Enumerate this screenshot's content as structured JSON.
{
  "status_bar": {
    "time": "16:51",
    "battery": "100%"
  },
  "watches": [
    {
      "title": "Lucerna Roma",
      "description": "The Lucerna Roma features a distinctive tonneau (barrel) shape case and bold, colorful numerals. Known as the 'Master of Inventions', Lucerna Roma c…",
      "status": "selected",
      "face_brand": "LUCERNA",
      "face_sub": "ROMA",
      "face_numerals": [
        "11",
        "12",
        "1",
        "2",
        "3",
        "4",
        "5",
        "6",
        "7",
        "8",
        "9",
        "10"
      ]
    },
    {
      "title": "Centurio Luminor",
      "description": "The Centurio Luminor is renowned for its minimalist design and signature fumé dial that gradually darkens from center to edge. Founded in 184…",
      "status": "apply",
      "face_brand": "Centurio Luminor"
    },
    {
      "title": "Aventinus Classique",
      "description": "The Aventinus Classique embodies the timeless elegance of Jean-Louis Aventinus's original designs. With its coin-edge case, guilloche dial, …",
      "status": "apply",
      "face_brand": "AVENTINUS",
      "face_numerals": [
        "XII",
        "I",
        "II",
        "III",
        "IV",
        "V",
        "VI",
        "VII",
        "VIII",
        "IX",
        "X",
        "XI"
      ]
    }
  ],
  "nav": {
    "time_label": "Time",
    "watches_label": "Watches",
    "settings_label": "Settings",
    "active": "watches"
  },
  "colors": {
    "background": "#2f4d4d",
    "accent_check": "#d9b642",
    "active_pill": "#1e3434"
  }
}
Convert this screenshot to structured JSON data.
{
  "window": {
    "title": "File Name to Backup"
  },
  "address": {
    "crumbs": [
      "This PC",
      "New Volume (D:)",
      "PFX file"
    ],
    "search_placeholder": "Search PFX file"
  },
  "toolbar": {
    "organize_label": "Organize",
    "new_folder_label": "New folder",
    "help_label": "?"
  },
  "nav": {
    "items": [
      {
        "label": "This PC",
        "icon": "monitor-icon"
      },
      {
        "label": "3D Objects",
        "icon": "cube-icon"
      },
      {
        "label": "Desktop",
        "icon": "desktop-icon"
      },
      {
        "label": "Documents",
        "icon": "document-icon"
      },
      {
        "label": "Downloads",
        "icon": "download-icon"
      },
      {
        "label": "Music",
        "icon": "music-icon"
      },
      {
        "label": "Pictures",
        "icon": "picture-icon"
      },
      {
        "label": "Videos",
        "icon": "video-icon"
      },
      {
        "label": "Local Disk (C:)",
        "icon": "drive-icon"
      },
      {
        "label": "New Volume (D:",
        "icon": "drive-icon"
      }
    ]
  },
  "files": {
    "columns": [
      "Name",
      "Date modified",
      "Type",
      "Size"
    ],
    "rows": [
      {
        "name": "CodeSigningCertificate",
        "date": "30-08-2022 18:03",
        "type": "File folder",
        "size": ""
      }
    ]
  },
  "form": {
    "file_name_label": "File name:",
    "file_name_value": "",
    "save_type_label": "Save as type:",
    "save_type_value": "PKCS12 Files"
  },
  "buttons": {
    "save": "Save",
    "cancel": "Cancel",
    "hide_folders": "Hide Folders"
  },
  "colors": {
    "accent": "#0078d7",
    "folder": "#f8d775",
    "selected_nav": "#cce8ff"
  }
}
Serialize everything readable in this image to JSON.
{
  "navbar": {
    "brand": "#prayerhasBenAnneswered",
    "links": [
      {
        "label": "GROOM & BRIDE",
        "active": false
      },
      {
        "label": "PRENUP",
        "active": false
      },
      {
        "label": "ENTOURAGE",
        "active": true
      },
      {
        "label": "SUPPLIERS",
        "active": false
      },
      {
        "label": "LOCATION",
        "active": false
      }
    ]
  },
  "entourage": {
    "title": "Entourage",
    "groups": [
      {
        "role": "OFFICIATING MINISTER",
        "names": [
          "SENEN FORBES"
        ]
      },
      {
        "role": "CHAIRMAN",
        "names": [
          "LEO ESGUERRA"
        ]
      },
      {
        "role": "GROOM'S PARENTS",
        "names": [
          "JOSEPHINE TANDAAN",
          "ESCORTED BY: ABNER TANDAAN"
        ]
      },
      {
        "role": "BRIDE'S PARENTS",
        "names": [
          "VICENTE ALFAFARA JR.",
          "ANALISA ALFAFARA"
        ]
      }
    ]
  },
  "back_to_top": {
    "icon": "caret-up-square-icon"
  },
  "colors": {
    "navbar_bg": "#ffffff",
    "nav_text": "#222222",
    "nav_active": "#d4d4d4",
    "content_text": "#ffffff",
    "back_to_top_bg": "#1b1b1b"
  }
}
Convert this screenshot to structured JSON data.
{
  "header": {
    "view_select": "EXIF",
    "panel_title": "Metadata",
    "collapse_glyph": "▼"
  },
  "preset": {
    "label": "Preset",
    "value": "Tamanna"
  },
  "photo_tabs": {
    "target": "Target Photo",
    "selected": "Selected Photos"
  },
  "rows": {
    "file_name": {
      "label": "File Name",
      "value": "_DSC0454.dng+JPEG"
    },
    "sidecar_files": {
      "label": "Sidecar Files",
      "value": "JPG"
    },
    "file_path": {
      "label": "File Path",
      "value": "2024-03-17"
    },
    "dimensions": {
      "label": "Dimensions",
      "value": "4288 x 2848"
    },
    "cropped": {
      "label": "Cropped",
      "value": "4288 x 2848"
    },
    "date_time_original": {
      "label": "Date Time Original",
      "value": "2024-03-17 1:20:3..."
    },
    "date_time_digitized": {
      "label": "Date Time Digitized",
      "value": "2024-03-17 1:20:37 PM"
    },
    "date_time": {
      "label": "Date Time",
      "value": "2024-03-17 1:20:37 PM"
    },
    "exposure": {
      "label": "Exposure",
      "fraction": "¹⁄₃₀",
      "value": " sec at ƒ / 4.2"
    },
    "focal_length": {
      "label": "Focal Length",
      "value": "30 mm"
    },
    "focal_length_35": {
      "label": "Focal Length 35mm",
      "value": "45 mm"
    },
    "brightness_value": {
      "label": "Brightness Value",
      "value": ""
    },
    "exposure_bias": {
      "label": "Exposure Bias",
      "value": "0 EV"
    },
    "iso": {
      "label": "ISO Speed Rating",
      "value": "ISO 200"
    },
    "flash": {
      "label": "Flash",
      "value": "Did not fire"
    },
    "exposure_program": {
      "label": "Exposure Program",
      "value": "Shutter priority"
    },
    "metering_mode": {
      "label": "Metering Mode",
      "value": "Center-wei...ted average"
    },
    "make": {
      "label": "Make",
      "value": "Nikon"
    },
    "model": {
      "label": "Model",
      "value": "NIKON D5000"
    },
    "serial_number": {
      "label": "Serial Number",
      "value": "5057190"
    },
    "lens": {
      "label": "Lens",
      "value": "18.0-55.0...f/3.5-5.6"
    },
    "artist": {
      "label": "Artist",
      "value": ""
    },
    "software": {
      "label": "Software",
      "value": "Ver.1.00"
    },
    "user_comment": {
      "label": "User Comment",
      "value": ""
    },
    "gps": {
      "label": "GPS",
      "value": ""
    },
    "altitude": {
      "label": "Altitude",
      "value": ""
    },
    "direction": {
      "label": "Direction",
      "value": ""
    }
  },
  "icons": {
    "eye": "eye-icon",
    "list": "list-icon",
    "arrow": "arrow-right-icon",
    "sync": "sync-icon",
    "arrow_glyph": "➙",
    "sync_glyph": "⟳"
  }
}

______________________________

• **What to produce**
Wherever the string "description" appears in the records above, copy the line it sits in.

• **Task answer**
      "description": "The Lucerna Roma features a distinctive tonneau (barrel) shape case and bold, colorful numerals. Known as the 'Master of Inventions', Lucerna Roma c…",
      "description": "The Centurio Luminor is renowned for its minimalist design and signature fumé dial that gradually darkens from center to edge. Founded in 184…",
      "description": "The Aventinus Classique embodies the timeless elegance of Jean-Louis Aventinus's original designs. With its coin-edge case, guilloche dial, …",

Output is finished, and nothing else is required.